On-peak usage: The elephant hidden in your electric bill
BY PAUL FITTERER
Congratulations. Your pattern of electric usage is nearly identical to your neighbors … and their neighbors … and the vast majority of the members of Capital Electric Cooperative (CEC). Although it may feel good to have such similarity with others, it won’t when you realize that your electric rates are being driven upward because as CEC members, we are nearly all using our electricity at the same time.
You may ask, “So why would it matter when I use electricity? After all, CEC only bills me for how much I use; not when I use it.” In actuality for residential and small-commercial members, this is the elephant hidden in your electric bill and it’s all about “on-peak usage.”
To explain, let’s first take a look at how CEC is billed by our wholesale power provider. Roughly 40 percent of our monthly power cost is determined by the total amount of kilowatt hours (KWH) that our members use and the other 60 percent is based on the single-highest point during the month when our members collectively use the most KWH. This highest-collective point is called the “monthly system peak,” and it may occur on multiple days in a month and last for a few hours at a time. Electricity used during the system peak is called “on-peak usage.”
So, why do our wholesale power rates work this way? Simply put, there must be enough generating capacity available to provide sufficient electricity to cover the monthly system peak requirements. Think of it as an availability charge. If there is not enough generation available to meet the system peak, expensive new power plants, transmission lines and substations must be built. As an example, if CEC normally tops out at 50 megawatts of power during a mild month, but on one very hot summer day during that month requires 80 megawatts of power, CEC will be billed on its system peak of 80 megawatts for the whole month — even if we only reached that level of demand for a few minutes.
Let’s take a look at the typical CEC family on a hot summer day. Parents are at work and children are not hanging around the house. Few appliances have been used during the day, the lights were turned off, and the air conditioning was set to a higher daytime temperature. CEC’s power requirements of 50 megawatts is low during this time. As the family returns home, they turn down the air temperature to cool the house, use the oven to make supper, turn on the TV and start the laundry. The family’s single-highest point of electricity usage for that day has been reached between 4:30 and 6:30 p.m. Now suppose that 15,000 other CEC families have similar lifestyles and also reach their peak usage between 4:30 and 6:30 p.m. All of this power used at the same time has created a system peak of 80 megawatts, all of which will be billed to CEC on its monthly wholesale power bill. Subsequently, these costs are passed to you, our members.
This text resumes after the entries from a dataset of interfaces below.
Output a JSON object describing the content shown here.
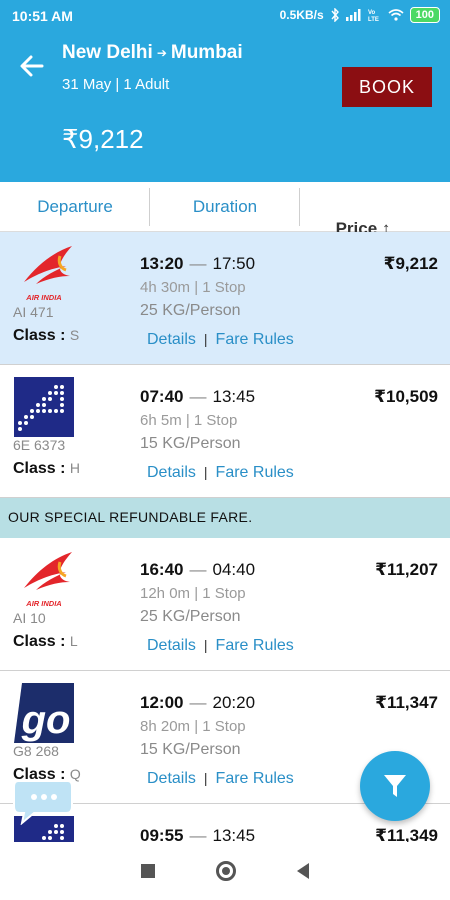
{
  "status_bar": {
    "time": "10:51 AM",
    "network_speed": "0.5KB/s",
    "battery": "100",
    "icons": [
      "bluetooth-icon",
      "signal-icon",
      "volte-icon",
      "wifi-icon",
      "battery-icon"
    ]
  },
  "header": {
    "origin": "New Delhi",
    "destination": "Mumbai",
    "trip_info": "31 May | 1 Adult",
    "total_price": "₹9,212",
    "book_label": "BOOK"
  },
  "sort": {
    "departure": "Departure",
    "duration": "Duration",
    "price": "Price ↑"
  },
  "flights": [
    {
      "airline_logo": "air-india-logo",
      "flight_code": "AI 471",
      "class_label": "Class :",
      "class_value": "S",
      "depart": "13:20",
      "arrive": "17:50",
      "duration": "4h 30m | 1 Stop",
      "baggage": "25 KG/Person",
      "price": "₹9,212",
      "details": "Details",
      "fare_rules": "Fare Rules",
      "selected": true
    },
    {
      "airline_logo": "indigo-logo",
      "flight_code": "6E 6373",
      "class_label": "Class :",
      "class_value": "H",
      "depart": "07:40",
      "arrive": "13:45",
      "duration": "6h 5m | 1 Stop",
      "baggage": "15  KG/Person",
      "price": "₹10,509",
      "details": "Details",
      "fare_rules": "Fare Rules",
      "selected": false
    },
    {
      "airline_logo": "air-india-logo",
      "flight_code": "AI 10",
      "class_label": "Class :",
      "class_value": "L",
      "depart": "16:40",
      "arrive": "04:40",
      "duration": "12h 0m | 1 Stop",
      "baggage": "25 KG/Person",
      "price": "₹11,207",
      "details": "Details",
      "fare_rules": "Fare Rules",
      "selected": false
    },
    {
      "airline_logo": "goair-logo",
      "flight_code": "G8 268",
      "class_label": "Class :",
      "class_value": "Q",
      "depart": "12:00",
      "arrive": "20:20",
      "duration": "8h 20m | 1 Stop",
      "baggage": "15  KG/Person",
      "price": "₹11,347",
      "details": "Details",
      "fare_rules": "Fare Rules",
      "selected": false
    },
    {
      "airline_logo": "indigo-logo",
      "depart": "09:55",
      "arrive": "13:45",
      "price": "₹11,349"
    }
  ],
  "banner": "OUR  SPECIAL REFUNDABLE FARE.",
  "colors": {
    "primary": "#2aa8de",
    "book_button": "#8b0e12",
    "selected_row": "#d9ebfb",
    "banner": "#b8dfe4",
    "link": "#2a8fc7"
  }
}
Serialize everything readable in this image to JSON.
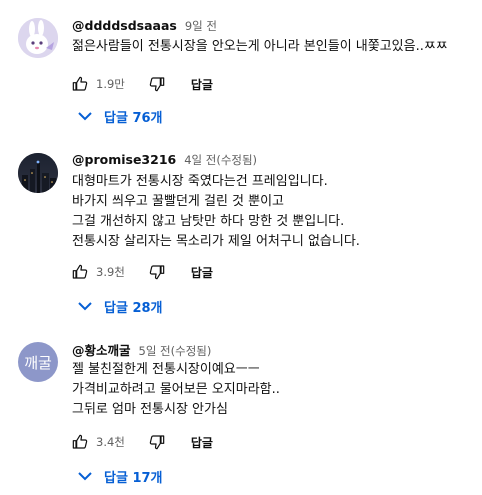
{
  "comments": [
    {
      "author": "@ddddsdsaaas",
      "time": "9일 전",
      "lines": [
        "젊은사람들이 전통시장을 안오는게 아니라 본인들이 내쫓고있음..ㅉㅉ"
      ],
      "likes": "1.9만",
      "reply_label": "답글",
      "replies_label": "답글 76개"
    },
    {
      "author": "@promise3216",
      "time": "4일 전(수정됨)",
      "lines": [
        "대형마트가 전통시장 죽였다는건 프레임입니다.",
        "바가지 씌우고 꿀빨던게 걸린 것 뿐이고",
        "그걸 개선하지 않고 남탓만 하다 망한 것 뿐입니다.",
        "전통시장 살리자는 목소리가 제일 어처구니 없습니다."
      ],
      "likes": "3.9천",
      "reply_label": "답글",
      "replies_label": "답글 28개"
    },
    {
      "author": "@황소깨굴",
      "time": "5일 전(수정됨)",
      "avatar_text": "깨굴",
      "lines": [
        "젤 불친절한게 전통시장이예요ㅡㅡ",
        "가격비교하려고 물어보믄 오지마라함..",
        "그뒤로 엄마 전통시장 안가심"
      ],
      "likes": "3.4천",
      "reply_label": "답글",
      "replies_label": "답글 17개"
    }
  ],
  "icons": {
    "like": "thumbs-up-icon",
    "dislike": "thumbs-down-icon",
    "expand": "chevron-down-icon"
  },
  "colors": {
    "link_blue": "#065fd4",
    "secondary_text": "#606060",
    "avatar3_bg": "#8d97c9"
  }
}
So, why are charges for on-peak usage hidden on most of your bills? Historically, residential and small-commercial users have had very similar usage patterns, and it was more difficult to measure and bill for peak usage. In the past it has been more cost-effective and simpler to use averages of residential peak usage and build them into a single KWH rate. In contrast, members with higher power requirements, such as larger-commercial and agricultural accounts requiring three-phase services, have unique usage patterns and sizing requirements. Because of this, they see separate charges on their electric bill for both KWH and peak usage.
Will our peak usage always be embedded in a single KWH charge? Well, probably not. Gone are the days of sending a meter reader to read each meter every month. Instead, CEC receives hourly electronic meter readings that are carried over the power lines back to our office. With this technology comes the ability to create new rate structures that reward members to use more of their energy during off-peak times. In fact, the electric industry in general is already adopting many innovative rate structures to help reduce the system peak by promoting off-peak usage. They are adopting time-of-use rates, on-peak surcharges and night-time only off-peak rates (think electric vehicle charging), and incorporating programmable thermostats into peak reduction. As a real bonus, by taking measures to reduce the system peak and thereby reducing the pressure to build new power plants, we can also be considered to be environmentally friendly.
Today, CEC offers off-peak rates for irrigation, dual-fuel electric heat and large three-phase commercial accounts. We also provide a monthly bill credit to those members who are on CEC’s controlled water heater rate. Those participating in these programs receive costs savings on their electric bills, and the co-op recognizes reduced peak charges on our wholesale power bill.
In 2017, a major focus by CEC’s directors and employees is to implement additional programs to encourage each of you to reduce your on-peak usage and reduce your electric bill at the same time. We look to introduce a number of additional options that will help reduce “the elephant in your electric bill.”
In closing, I want to acknowledge that this issue will reach you in early January, and I want to thank you for your patronage and support this past year. Stay safe and stay tuned as we roll out new money-saving and peak-reducing programs in the upcoming year.